• _Record set_
※ ※ ※
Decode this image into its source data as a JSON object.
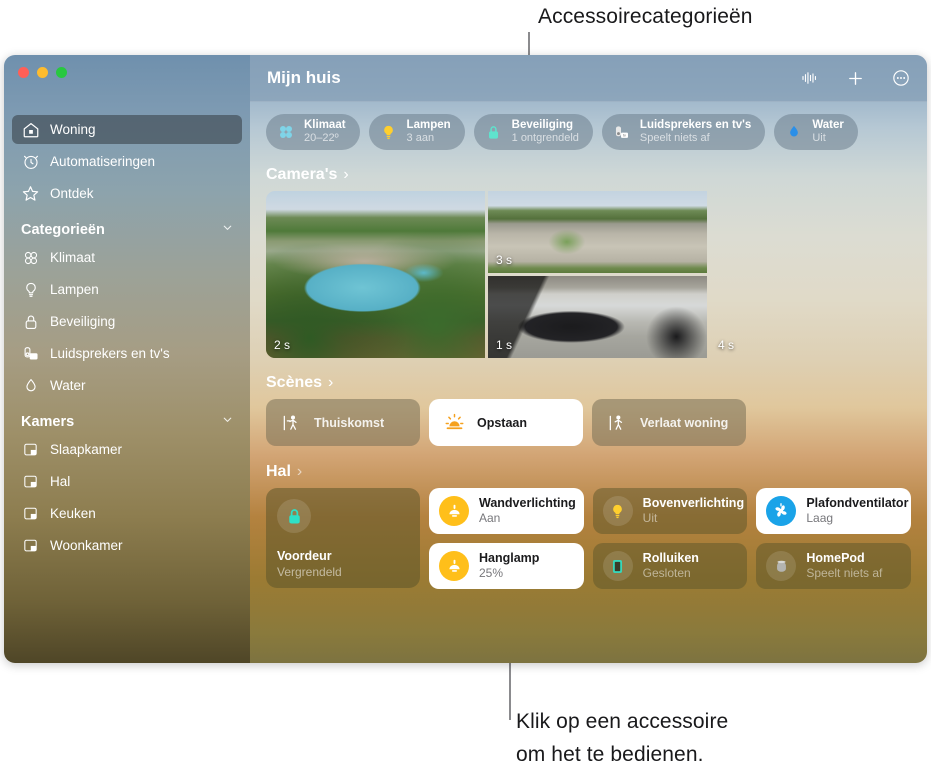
{
  "annotations": {
    "top": "Accessoirecategorieën",
    "bottom_line1": "Klik op een accessoire",
    "bottom_line2": "om het te bedienen."
  },
  "window": {
    "traffic_lights": [
      "close-button",
      "minimize-button",
      "zoom-button"
    ]
  },
  "titlebar": {
    "title": "Mijn huis",
    "actions": [
      {
        "name": "siri-waveform-icon",
        "label": ""
      },
      {
        "name": "add-icon",
        "label": ""
      },
      {
        "name": "more-options-icon",
        "label": ""
      }
    ]
  },
  "sidebar": {
    "top_items": [
      {
        "label": "Woning",
        "icon": "house-icon",
        "selected": true
      },
      {
        "label": "Automatiseringen",
        "icon": "automation-clock-icon",
        "selected": false
      },
      {
        "label": "Ontdek",
        "icon": "star-icon",
        "selected": false
      }
    ],
    "categories_header": "Categorieën",
    "categories": [
      {
        "label": "Klimaat",
        "icon": "fan-icon"
      },
      {
        "label": "Lampen",
        "icon": "lightbulb-icon"
      },
      {
        "label": "Beveiliging",
        "icon": "lock-icon"
      },
      {
        "label": "Luidsprekers en tv's",
        "icon": "speaker-tv-icon"
      },
      {
        "label": "Water",
        "icon": "water-drop-icon"
      }
    ],
    "rooms_header": "Kamers",
    "rooms": [
      {
        "label": "Slaapkamer",
        "icon": "room-icon"
      },
      {
        "label": "Hal",
        "icon": "room-icon"
      },
      {
        "label": "Keuken",
        "icon": "room-icon"
      },
      {
        "label": "Woonkamer",
        "icon": "room-icon"
      }
    ]
  },
  "category_pills": [
    {
      "name": "Klimaat",
      "state": "20–22º",
      "icon": "fan-icon",
      "color": "#7fd4e8"
    },
    {
      "name": "Lampen",
      "state": "3 aan",
      "icon": "lightbulb-icon",
      "color": "#ffcf2e"
    },
    {
      "name": "Beveiliging",
      "state": "1 ontgrendeld",
      "icon": "lock-icon",
      "color": "#5fe3cd"
    },
    {
      "name": "Luidsprekers en tv's",
      "state": "Speelt niets af",
      "icon": "speaker-tv-icon",
      "color": "#e8e8e8"
    },
    {
      "name": "Water",
      "state": "Uit",
      "icon": "water-drop-icon",
      "color": "#2b8fe8"
    }
  ],
  "cameras_section": {
    "header": "Camera's",
    "arrow": "›",
    "cameras": [
      {
        "name": "pool-camera",
        "timestamp": "2 s",
        "scene": "pool"
      },
      {
        "name": "driveway-camera",
        "timestamp": "3 s",
        "scene": "driveway"
      },
      {
        "name": "garage-camera",
        "timestamp": "1 s",
        "scene": "garage"
      },
      {
        "name": "living-room-camera",
        "timestamp": "4 s",
        "scene": "living"
      }
    ]
  },
  "scenes_section": {
    "header": "Scènes",
    "arrow": "›",
    "scenes": [
      {
        "label": "Thuiskomst",
        "icon": "walk-in-icon",
        "active": false
      },
      {
        "label": "Opstaan",
        "icon": "sunrise-icon",
        "active": true
      },
      {
        "label": "Verlaat woning",
        "icon": "walk-out-icon",
        "active": false
      }
    ]
  },
  "hal_section": {
    "header": "Hal",
    "arrow": "›",
    "door": {
      "name": "Voordeur",
      "state": "Vergrendeld",
      "icon": "lock-icon",
      "color": "#2ee0c6"
    },
    "accessories": [
      {
        "name": "Wandverlichting",
        "state": "Aan",
        "icon": "wall-light-icon",
        "on": true,
        "color": "#ffbf1a"
      },
      {
        "name": "Bovenverlichting",
        "state": "Uit",
        "icon": "lightbulb-icon",
        "on": false,
        "color": "#ffcf2e"
      },
      {
        "name": "Plafondventilator",
        "state": "Laag",
        "icon": "ceiling-fan-icon",
        "on": true,
        "color": "#1aa3e8"
      },
      {
        "name": "Hanglamp",
        "state": "25%",
        "icon": "wall-light-icon",
        "on": true,
        "color": "#ffbf1a"
      },
      {
        "name": "Rolluiken",
        "state": "Gesloten",
        "icon": "blinds-icon",
        "on": false,
        "color": "#2ee0c6"
      },
      {
        "name": "HomePod",
        "state": "Speelt niets af",
        "icon": "homepod-icon",
        "on": false,
        "color": "#b4b4b0"
      }
    ]
  }
}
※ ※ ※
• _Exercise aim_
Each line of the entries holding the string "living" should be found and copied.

• _Worked solution_
        "name": "living-room-camera",
        "scene": "living"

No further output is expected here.